Traditional problem solving techniques based on deductive and / or inductive reasoning fail to support designing competitive business models. Analytical thinking relies on past experience and historical data. According to the philosopher Charles Sanders Peirce, it is not possible to invent the future using the past. Successful businesses require traversing the knowledge funnel with high velocity. Design thinking allows solving wicked problems associated with traversing the knowledge funnel. It helps develop competitive advantages by matching people’s needs with what can be delivered by current and future capabilities in a way that forms a viable business.
From traditional reasoning to design thinking
Traditional problem solving techniques rely on deductive and / or inductive reasoning using past experience and historical data. They focus on analytical thinking to declare truths and certainties about the world. Judgment, bias, and variation are avoided as much as possible. Reliability of derived solutions are key, such that they can be translated easily into repeatable algorithms.
The fallacy of using analytical thinking to innovate lies within the definition of innovation itself – seeking the world as it should be. How can techniques that rely on quantified history allow departing just from that history? They cannot! Indeed, deductive as well as inductive reasoning fail to solve wicked problems[*].
Design thinking is a formal method for practical, creative resolution of problems and creation of solutions, with the intent of an improved future result. By considering both present and future conditions, as well as parameters of the problem, alternative solutions can be explored simultaneously. Design thinking differs from analytical thinking by identifying and investigating both known and ambiguous aspects of the current problem in order to discover hidden parameters and open alternative paths which may lead to innovative solutions[†]. It is predestined for addressing wicked problems.
Design thinking as a tool for the design of business

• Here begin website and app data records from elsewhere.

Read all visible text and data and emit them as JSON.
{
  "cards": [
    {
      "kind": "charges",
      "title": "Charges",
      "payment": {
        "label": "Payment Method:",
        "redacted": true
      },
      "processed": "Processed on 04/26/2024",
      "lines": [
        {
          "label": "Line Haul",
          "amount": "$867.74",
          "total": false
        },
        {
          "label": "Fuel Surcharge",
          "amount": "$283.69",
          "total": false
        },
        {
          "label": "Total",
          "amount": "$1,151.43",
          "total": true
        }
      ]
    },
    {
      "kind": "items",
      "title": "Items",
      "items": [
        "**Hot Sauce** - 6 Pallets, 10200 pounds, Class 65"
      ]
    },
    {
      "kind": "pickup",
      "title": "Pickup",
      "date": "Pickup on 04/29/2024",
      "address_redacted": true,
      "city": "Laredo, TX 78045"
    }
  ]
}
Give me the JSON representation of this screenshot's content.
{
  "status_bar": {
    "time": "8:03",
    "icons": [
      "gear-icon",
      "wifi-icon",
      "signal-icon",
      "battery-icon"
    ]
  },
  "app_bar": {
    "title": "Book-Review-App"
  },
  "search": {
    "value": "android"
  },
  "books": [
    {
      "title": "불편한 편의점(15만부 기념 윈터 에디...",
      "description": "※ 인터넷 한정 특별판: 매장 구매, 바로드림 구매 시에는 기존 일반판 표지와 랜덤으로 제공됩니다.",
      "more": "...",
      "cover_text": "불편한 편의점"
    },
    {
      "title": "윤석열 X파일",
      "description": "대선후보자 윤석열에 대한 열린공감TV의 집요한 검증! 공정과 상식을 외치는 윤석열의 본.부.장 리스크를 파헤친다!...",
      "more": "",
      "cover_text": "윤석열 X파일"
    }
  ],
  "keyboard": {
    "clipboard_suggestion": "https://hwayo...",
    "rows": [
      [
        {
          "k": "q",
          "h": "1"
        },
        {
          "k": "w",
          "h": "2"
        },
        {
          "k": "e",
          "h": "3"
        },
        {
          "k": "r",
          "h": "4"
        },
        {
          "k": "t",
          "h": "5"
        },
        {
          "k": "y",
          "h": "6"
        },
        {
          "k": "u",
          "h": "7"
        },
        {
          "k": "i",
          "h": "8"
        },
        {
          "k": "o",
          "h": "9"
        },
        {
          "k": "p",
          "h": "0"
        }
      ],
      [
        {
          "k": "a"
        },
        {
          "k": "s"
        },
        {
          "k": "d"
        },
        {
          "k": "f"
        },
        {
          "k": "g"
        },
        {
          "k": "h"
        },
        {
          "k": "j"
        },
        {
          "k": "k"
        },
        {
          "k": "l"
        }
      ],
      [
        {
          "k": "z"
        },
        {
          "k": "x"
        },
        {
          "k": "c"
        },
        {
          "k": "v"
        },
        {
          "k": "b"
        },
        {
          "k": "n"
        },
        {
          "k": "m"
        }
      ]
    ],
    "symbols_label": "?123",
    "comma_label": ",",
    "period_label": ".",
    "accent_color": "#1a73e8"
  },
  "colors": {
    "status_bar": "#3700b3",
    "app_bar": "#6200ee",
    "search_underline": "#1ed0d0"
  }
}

Many companies stagnate or fail to grow at above market because they fail to reinvent themselves. They become more and more comfortable with their current role and focus on the administrative aspects of business rather than the innovative ones. The most prominent example is probably Kodak.
Why does analytical thinking not work?
In analytical thinking, all proofs emanate from knowledge, information, and observations stemming from the past, that is, are based on what already happened. But, to change, introduce new ideas, concepts, or thoughts, one must think about the future and not the past. The American philosopher Charles Sanders Peirce, sometimes called the founder of pragmatism, stated that it is not possible to prove any new though, concept or idea in advance using analytical thinking, because otherwise they would no longer be new. Analytical thinking can thus not be at the center of innovation!
We need tools different from analytical thinking to design businesses ready of the future.
How can design thinking help break than innovation ban?
Roger Martin[‡] suggests focusing on the knowledge funnel. The knowledge funnel describes how knowledge evolves, or at least should evolve, over the lifetime of a business. The first stage of the funnel is called the mystery. It includes all unresolved problems a company is, explicitly or implicitly, confronted with. Each firm, in the course of doing business, develops for the most important mysteries heuristic solutions, that is, rules of thumb that help address these challenges. Heuristics guide the firm towards solutions by the way of organized exploration of possibilities. During the third stage, companies transform these heuristics into algorithms, which are a formulation of a replicable solution.
Design thinking, by its fundamental nature of focusing on present and future conditions, rather than pas conditions, helps accelerate the movement though the knowledge funnel from mystery, to heuristics, up to the algorithm stage. Its exploratory traits, iteratively searching for solutions, supports business innovation. It also helps reduce the complexity of the world through simplification.
Gaining a competitive advantage through applying design thinking
Gaining competitive advantage required understanding what is needed to achieve a valuable competitive positions. Strategy theory tells us that three characteristics are needed:
- Value for customers,
- opportunities that will allow to create the identified value for customers, and
- capabilities that permit to deliver the identified opportunities to customers.
Addressing these three characteristics requires moving through the knowledge funnel. The velocity of movement, powered by design thinking, provides the most powerful formula for competitive advantage.
Design thinking, with its four questions based process “what is? – what if? – what wows? – what works?”[§], helps identify customer value through applying tools like direct observation, ethnographic interviews, or identifying jobs to be done helps identify opportunities to create customer value in a unique way. Formulated differently, design thinking provides a method to match people’s needs with what can be delivered by current capabilities and what forms a viable business strategy. It focuses on delivering customer value is a unique way.
[*] A wicked problem is a problem that is difficult or impossible to solve because of incomplete, contradictory, and changing requirements that are often difficult to recognize. The use of term “wicked” here has come to denote resistance to resolution.
[‡] Martin R. (2009). The Design of Business, Harvard Business Review Press, Boston MA..
[§] Liedtka J. & T. Ogilvie (2011). Designing for Growth: A Design Thinking Tool Kit for Managers, Columbia University Press, New York, NY.